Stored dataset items

_ _ _ _ _

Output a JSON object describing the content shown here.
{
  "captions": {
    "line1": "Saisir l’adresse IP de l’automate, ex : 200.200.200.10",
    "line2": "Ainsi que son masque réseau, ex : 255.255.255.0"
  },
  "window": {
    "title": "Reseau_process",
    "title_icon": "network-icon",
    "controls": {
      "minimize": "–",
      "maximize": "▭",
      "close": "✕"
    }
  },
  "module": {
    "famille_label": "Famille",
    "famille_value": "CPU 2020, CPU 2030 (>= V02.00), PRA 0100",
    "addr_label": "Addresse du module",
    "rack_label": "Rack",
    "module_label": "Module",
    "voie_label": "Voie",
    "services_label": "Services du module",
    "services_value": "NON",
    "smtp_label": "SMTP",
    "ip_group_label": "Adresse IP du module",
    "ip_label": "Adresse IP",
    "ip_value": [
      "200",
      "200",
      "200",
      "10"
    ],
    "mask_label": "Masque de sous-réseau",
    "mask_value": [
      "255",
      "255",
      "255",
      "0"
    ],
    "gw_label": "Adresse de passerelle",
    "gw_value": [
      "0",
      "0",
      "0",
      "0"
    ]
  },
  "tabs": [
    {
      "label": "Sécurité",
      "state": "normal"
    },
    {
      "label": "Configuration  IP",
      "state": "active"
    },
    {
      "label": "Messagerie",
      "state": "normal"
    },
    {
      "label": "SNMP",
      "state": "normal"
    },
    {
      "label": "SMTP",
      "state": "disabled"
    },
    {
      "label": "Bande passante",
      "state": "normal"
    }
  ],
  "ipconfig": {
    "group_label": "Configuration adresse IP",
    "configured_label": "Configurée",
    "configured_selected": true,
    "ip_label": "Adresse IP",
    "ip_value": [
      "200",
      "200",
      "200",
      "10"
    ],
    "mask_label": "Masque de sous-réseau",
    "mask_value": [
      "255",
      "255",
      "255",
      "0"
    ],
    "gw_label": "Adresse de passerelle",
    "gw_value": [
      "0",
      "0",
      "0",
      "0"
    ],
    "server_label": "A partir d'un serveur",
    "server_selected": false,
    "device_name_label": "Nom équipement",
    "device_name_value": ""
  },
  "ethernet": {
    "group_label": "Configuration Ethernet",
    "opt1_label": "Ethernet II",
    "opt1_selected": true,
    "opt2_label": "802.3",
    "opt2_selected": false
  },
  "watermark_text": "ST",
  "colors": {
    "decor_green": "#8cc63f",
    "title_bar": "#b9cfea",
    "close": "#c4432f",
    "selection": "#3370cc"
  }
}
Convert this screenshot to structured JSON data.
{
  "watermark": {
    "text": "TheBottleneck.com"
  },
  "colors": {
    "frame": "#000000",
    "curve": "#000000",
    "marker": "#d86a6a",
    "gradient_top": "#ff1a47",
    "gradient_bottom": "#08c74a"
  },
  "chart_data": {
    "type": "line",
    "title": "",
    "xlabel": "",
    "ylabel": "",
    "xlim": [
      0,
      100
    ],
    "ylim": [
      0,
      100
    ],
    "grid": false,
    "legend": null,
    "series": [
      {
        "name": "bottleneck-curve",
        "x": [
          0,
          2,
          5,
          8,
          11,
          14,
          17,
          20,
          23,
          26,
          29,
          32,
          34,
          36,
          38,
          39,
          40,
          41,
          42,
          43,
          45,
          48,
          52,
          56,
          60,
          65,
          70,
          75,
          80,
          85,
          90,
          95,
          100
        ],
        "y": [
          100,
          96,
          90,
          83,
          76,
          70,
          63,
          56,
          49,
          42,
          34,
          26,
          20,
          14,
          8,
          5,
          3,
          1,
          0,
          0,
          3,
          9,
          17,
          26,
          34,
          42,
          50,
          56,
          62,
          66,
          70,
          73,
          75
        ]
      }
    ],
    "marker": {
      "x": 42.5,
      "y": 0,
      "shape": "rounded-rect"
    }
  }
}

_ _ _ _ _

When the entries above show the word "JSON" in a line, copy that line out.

**Result below:**
Output a JSON object describing the content shown here.
Convert this screenshot to structured JSON data.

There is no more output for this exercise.